Friday, 19 March 2010

Hotel Russell, Russell Square WC1

Anne (or Mary)
H.C. Fehr modelled four British Queens for the main entrance of the Hotel Russell, and four prime ministers for round the side. As with most of Fehr's work, they are very idealised, in fact, idealised to the extent of being practically unidentifiable, except that we can assume that the Catholic Mary Tudor would not have been included as Catholics were still regarded as suspect to say the least.
The best clue to their identities is inside the hotel, where the best suites are the Elizabeth, Anne, Mary and Victoria.
Mary (or Anne)
Elizabeth is obvious from her ruff, and the 18th century fashions point out Anne and Mary, though which is which I'd rather not say.
Which leaves the girl with the orb as Victoria. This is truly eccentric - in 1898 the image of the Queen as the little old widow was so well established I bet most Victorians would have been amazed that this young thing was actually their Empress.
And Victoria was always, even when young, portrayed with her hair in a bun.
Lord Derby


Lord Salisbury
Identifying the prime ministers is, oddly, rather easier despite the lavish Victorian face fungus. They are (if I have got this right) Lord Derby, Lord Salisbury, a young and rather dynamic looking Gladstone, and the only instantly recognisable one, Disraeli.

1 comment:

Hels said...

I can understand why the owner of the new building might have commissioned queens. After all, they represented the entire nation, they ruled for very long reigns and were largely not open to charges of corruption etc.
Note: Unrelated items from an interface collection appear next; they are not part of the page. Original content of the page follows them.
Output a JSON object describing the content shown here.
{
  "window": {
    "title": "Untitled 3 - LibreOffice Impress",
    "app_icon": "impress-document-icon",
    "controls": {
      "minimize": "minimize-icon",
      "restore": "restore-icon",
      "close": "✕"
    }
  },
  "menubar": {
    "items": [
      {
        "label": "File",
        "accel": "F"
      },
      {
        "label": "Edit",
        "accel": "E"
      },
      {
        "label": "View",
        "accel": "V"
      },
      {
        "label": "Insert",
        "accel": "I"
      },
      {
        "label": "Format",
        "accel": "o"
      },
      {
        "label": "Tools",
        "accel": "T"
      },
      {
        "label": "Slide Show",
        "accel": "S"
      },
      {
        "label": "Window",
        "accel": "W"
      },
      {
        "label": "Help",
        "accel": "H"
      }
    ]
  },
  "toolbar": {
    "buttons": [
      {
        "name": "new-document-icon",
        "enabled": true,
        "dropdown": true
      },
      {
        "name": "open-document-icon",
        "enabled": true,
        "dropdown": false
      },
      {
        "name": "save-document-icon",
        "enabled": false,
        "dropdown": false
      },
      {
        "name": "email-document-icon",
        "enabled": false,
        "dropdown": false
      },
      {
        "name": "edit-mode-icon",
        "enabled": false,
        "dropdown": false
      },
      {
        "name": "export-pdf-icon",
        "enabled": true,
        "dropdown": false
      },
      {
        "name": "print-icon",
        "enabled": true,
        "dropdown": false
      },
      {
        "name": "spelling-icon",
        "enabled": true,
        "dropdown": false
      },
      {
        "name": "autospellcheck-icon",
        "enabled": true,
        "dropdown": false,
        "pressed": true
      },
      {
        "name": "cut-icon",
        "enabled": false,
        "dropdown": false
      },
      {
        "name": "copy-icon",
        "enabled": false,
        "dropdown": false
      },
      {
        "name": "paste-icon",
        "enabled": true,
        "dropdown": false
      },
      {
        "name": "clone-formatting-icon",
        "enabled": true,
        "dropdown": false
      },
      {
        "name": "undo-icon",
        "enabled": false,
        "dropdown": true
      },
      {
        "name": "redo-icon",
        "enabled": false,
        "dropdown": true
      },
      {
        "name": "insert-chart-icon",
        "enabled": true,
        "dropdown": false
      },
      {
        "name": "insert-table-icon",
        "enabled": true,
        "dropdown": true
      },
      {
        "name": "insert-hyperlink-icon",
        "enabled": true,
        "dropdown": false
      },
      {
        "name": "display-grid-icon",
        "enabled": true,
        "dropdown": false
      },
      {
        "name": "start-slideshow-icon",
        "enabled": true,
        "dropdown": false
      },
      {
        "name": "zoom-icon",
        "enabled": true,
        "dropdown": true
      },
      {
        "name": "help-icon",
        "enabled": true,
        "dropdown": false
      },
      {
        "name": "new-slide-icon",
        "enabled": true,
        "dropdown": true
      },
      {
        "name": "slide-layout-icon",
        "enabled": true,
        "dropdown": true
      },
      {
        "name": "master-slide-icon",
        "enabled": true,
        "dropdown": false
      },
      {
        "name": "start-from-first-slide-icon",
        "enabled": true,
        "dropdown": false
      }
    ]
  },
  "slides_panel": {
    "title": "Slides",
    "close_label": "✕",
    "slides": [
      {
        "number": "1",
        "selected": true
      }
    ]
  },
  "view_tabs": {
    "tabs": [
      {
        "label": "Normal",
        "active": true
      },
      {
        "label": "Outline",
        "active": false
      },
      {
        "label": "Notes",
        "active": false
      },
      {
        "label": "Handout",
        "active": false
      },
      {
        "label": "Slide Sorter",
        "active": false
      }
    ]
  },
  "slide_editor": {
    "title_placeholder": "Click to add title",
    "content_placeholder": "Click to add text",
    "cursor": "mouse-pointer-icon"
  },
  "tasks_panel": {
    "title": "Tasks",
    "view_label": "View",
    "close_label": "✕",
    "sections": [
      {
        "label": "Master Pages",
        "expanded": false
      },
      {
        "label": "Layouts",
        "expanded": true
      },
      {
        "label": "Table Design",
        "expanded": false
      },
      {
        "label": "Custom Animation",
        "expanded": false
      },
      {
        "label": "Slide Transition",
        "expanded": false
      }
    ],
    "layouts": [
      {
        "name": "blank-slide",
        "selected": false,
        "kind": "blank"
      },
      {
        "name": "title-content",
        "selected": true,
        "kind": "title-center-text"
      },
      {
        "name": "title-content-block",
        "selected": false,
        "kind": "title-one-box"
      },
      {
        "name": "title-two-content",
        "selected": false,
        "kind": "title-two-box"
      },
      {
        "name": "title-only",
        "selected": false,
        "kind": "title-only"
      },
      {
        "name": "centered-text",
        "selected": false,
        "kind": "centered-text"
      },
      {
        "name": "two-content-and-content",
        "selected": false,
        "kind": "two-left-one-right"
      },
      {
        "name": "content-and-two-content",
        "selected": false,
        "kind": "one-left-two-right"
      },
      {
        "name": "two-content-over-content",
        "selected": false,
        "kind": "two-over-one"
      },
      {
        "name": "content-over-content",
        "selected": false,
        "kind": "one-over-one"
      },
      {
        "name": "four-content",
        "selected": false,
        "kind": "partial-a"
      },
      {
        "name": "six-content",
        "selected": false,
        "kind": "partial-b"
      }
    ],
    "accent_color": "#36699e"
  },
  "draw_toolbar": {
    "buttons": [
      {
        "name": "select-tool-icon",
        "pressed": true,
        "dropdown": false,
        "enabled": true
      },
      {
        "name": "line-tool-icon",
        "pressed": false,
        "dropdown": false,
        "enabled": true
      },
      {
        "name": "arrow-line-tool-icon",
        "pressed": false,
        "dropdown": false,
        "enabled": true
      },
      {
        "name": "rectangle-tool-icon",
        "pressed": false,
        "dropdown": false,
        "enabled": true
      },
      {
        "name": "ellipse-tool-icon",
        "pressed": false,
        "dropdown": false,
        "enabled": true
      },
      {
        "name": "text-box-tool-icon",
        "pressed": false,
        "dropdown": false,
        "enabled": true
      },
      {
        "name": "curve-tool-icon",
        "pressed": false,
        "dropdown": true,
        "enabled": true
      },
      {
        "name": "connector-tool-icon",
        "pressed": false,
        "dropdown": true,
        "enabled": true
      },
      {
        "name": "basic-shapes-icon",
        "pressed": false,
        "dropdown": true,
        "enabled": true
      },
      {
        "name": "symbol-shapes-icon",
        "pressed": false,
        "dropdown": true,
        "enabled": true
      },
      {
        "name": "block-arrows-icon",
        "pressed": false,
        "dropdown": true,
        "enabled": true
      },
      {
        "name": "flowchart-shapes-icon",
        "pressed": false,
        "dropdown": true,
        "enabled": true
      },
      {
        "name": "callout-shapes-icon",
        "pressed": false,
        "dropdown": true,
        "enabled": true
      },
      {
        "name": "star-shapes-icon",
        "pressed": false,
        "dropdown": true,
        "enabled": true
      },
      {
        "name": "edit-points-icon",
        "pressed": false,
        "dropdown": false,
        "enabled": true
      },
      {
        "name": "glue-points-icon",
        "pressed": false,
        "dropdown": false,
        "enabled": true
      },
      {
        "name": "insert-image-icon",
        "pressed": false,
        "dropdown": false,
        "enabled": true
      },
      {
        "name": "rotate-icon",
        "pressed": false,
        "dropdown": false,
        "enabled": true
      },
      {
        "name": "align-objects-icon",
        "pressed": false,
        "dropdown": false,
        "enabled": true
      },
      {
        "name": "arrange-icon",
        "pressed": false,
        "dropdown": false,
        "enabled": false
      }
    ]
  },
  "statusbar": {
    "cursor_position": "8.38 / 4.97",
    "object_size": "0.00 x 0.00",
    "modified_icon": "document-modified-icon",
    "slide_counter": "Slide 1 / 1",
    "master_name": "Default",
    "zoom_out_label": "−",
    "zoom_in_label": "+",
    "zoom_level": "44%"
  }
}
But politicians come and go. Even prime ministers were supported by only half of the voting population and loathed by the other half. No wonder the owner asked the sculptor to put the politicians around the side.